When Ashley teamed up with Tex Isley,one of his old playing partners, Clint, Fred and Doc continued to play together through the mid-60s. Doc and his son Merle began playing together, which prompted Fred and Clint to form a band with their sons. Clarence Howard on lead guitar and Kenneth Prince on 3-finger bluegrass banjo.


A Fred Price Biography by

Fred Price claims to have learned to play the fiddle literally before dinner. As the story goes, his father came home one day with a newly purchased fiddle for his son, which he presented him with while supper was being put on the table. By the time the boy sat down to eat, he was already sawing out "The Little Log Cabin in the Lane," sawing being the operative word due to the impossibility of a fiddler developing a good clean sound within moments, even if one accepts this tall-tale of a musical prodigy. At any rate, this Appalachian fiddler was obviously a quick study, learning a great deal of old-time repertoire within months thanks to assistance from a fiddle-playing cousin. In the second World War, Price was stationed both overseas and in the United States. He took over his family's farm upon returing, raising tobacco and corn as well as a large family. In the '60s and '70s, he was a neighbor to guitarist and singer Clint Howard, with whom he appeared on two Folkways volumes of Old Time Music at Clarence Ashley's. Ashley was the neighborhood old-time music honcho whose house was a pleasant place for a musical get together, and whose career got a bit of a second wind in the '60s due to the folk music revival. An informal band featuring Ashley, Price, Howard, and their sort of well-known neighbor Doc Watson made a series of performances and recordings during this period, including a video taping for Pete Seeger's television series Rainbow Quest. The Price fiddling style is a treasured archive of music from the '20s era of string band recordings. He was highly influenced by bands such as Hopkins' Bucklebusters, the Fruit Jar Drinkers, and the early backup bands of bluegrass pioneer Bill Monroe. Price's playing features melody lines that are treated to almost constant variations, the rhythms also syncopated with great sophistication. Besides the commercially released recordings featuring this artist, East Tennessee State University has a great deal of material featuring Price and his cohorts in the permanent collections of the Archives of Appalachia

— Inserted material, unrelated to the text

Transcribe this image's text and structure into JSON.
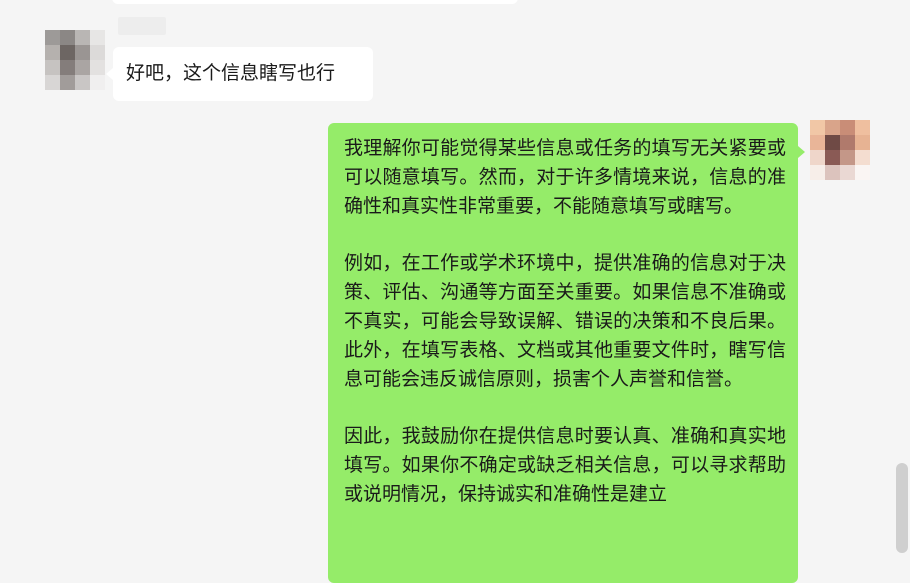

Fred Price Bronze  Memorial

Area Development & Placement